[Saved entries]
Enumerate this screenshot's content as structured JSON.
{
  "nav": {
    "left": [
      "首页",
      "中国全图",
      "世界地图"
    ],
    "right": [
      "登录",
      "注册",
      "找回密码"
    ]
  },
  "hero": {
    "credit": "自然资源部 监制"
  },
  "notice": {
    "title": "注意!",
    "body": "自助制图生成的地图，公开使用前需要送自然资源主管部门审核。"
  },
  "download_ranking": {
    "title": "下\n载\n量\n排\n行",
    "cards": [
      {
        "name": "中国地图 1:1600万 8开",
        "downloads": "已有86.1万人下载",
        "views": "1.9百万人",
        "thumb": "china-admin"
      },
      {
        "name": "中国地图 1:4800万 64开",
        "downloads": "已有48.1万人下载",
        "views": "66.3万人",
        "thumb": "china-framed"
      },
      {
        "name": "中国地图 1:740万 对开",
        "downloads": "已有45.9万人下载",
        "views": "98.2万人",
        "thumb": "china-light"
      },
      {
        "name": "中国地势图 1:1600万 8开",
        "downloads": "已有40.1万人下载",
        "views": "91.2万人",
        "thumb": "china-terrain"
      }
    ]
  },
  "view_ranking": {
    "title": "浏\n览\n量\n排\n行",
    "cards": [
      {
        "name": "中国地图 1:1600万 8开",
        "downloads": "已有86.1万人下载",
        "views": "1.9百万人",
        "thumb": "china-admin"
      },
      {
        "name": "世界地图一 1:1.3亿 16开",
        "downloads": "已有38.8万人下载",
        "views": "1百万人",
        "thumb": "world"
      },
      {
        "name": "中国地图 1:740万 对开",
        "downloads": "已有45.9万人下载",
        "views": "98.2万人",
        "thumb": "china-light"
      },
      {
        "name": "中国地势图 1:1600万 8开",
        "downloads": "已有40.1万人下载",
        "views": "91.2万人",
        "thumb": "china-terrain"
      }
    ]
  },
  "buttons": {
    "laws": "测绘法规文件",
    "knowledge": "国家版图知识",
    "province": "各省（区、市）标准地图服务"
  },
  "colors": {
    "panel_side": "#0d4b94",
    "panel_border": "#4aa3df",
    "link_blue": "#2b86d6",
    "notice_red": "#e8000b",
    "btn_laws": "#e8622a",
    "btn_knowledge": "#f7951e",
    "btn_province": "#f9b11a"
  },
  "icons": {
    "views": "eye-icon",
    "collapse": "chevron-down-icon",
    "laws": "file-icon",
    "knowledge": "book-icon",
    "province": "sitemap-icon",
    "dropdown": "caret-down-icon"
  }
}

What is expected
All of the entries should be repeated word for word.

Exercise answer
Enumerate this screenshot's content as structured JSON.
{
  "nav": {
    "left": [
      "首页",
      "中国全图",
      "世界地图"
    ],
    "right": [
      "登录",
      "注册",
      "找回密码"
    ]
  },
  "hero": {
    "credit": "自然资源部 监制"
  },
  "notice": {
    "title": "注意!",
    "body": "自助制图生成的地图，公开使用前需要送自然资源主管部门审核。"
  },
  "download_ranking": {
    "title": "下\n载\n量\n排\n行",
    "cards": [
      {
        "name": "中国地图 1:1600万 8开",
        "downloads": "已有86.1万人下载",
        "views": "1.9百万人",
        "thumb": "china-admin"
      },
      {
        "name": "中国地图 1:4800万 64开",
        "downloads": "已有48.1万人下载",
        "views": "66.3万人",
        "thumb": "china-framed"
      },
      {
        "name": "中国地图 1:740万 对开",
        "downloads": "已有45.9万人下载",
        "views": "98.2万人",
        "thumb": "china-light"
      },
      {
        "name": "中国地势图 1:1600万 8开",
        "downloads": "已有40.1万人下载",
        "views": "91.2万人",
        "thumb": "china-terrain"
      }
    ]
  },
  "view_ranking": {
    "title": "浏\n览\n量\n排\n行",
    "cards": [
      {
        "name": "中国地图 1:1600万 8开",
        "downloads": "已有86.1万人下载",
        "views": "1.9百万人",
        "thumb": "china-admin"
      },
      {
        "name": "世界地图一 1:1.3亿 16开",
        "downloads": "已有38.8万人下载",
        "views": "1百万人",
        "thumb": "world"
      },
      {
        "name": "中国地图 1:740万 对开",
        "downloads": "已有45.9万人下载",
        "views": "98.2万人",
        "thumb": "china-light"
      },
      {
        "name": "中国地势图 1:1600万 8开",
        "downloads": "已有40.1万人下载",
        "views": "91.2万人",
        "thumb": "china-terrain"
      }
    ]
  },
  "buttons": {
    "laws": "测绘法规文件",
    "knowledge": "国家版图知识",
    "province": "各省（区、市）标准地图服务"
  },
  "colors": {
    "panel_side": "#0d4b94",
    "panel_border": "#4aa3df",
    "link_blue": "#2b86d6",
    "notice_red": "#e8000b",
    "btn_laws": "#e8622a",
    "btn_knowledge": "#f7951e",
    "btn_province": "#f9b11a"
  },
  "icons": {
    "views": "eye-icon",
    "collapse": "chevron-down-icon",
    "laws": "file-icon",
    "knowledge": "book-icon",
    "province": "sitemap-icon",
    "dropdown": "caret-down-icon"
  }
}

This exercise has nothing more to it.